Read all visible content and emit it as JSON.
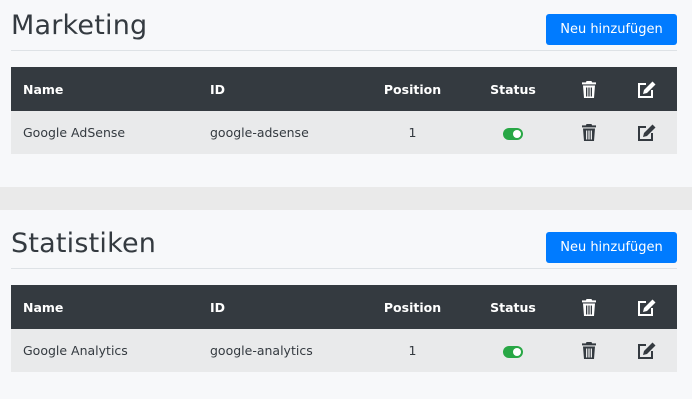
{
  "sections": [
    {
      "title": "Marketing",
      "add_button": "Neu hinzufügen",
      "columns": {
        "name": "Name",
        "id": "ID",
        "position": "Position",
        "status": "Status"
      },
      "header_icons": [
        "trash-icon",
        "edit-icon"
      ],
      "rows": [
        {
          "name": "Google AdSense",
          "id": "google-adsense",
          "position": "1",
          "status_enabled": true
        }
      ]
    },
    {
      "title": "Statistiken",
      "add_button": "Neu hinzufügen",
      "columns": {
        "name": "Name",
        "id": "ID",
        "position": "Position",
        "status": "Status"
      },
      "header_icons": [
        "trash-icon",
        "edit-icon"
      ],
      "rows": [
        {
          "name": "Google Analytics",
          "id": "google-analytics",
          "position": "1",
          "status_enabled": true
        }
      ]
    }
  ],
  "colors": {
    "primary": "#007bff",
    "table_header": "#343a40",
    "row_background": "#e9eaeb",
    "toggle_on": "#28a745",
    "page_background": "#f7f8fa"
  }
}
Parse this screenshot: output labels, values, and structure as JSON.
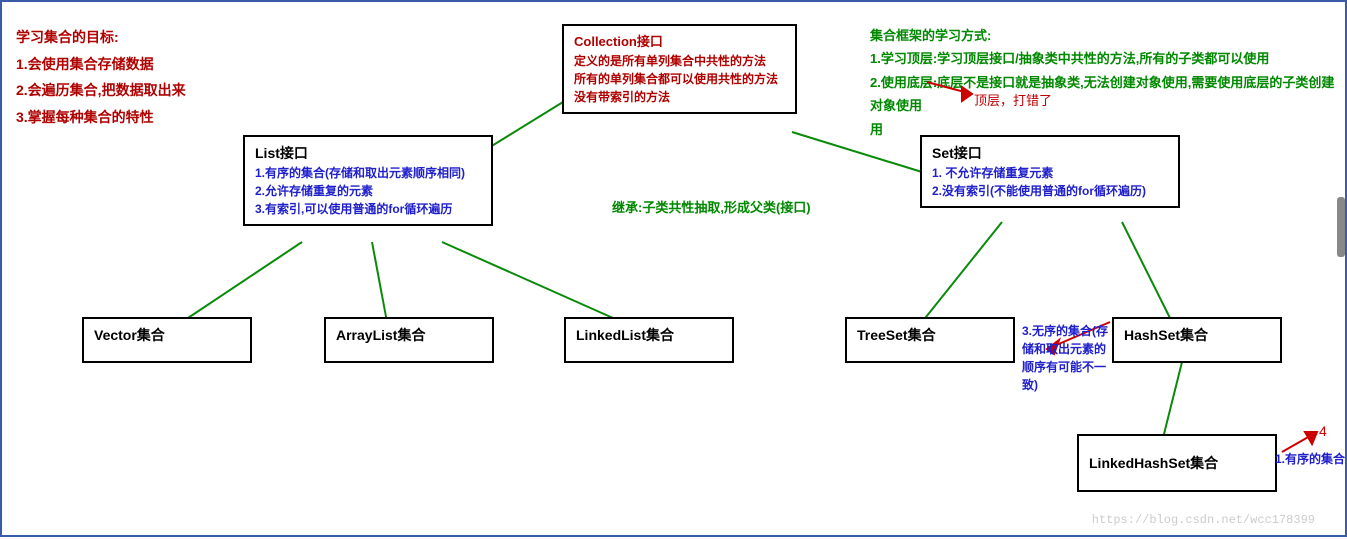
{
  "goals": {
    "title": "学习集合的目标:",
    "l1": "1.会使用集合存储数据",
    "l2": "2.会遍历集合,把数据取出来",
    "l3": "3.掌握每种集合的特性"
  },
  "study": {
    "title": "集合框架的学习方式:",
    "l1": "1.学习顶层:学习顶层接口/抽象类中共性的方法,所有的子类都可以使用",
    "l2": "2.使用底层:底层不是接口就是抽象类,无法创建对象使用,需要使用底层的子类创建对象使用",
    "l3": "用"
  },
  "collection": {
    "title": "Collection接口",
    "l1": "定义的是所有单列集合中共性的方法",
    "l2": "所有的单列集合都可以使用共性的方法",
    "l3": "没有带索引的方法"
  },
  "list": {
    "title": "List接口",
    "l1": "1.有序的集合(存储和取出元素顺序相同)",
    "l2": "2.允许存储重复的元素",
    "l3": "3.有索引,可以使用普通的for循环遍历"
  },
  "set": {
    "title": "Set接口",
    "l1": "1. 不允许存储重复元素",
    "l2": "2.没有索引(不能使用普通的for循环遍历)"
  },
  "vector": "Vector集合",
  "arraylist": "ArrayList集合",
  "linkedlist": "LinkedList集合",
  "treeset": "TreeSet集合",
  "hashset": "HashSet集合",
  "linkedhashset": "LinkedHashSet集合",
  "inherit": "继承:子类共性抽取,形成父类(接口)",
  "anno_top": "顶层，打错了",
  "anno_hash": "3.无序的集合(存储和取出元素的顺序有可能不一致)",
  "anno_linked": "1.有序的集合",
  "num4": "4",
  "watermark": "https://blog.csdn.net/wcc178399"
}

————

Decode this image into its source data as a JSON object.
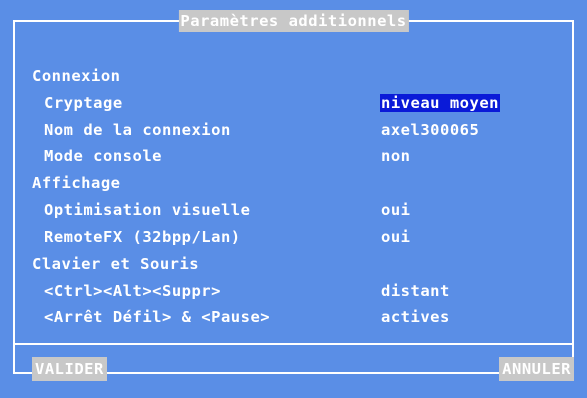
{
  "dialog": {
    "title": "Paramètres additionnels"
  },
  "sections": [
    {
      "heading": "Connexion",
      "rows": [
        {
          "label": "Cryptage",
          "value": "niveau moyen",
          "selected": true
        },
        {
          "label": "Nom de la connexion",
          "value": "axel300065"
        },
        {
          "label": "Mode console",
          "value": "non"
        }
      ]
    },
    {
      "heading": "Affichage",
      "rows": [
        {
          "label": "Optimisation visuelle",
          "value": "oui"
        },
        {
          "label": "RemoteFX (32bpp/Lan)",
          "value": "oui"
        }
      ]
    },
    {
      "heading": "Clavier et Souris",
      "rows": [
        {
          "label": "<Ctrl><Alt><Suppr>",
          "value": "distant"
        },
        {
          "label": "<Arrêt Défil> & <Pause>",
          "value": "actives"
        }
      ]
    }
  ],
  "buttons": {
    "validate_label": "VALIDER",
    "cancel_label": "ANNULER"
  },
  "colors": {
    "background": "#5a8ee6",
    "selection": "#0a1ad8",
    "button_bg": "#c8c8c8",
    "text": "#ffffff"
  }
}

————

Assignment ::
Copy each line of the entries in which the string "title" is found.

Written answer ::
      "title": "Marketing",
      "title": "Statistiken",
    "title": "学习集合的目标:",
    "title": "集合框架的学习方式:",
    "title": "Collection接口",
    "title": "List接口",
    "title": "Set接口",
    "title": "Paramètres additionnels"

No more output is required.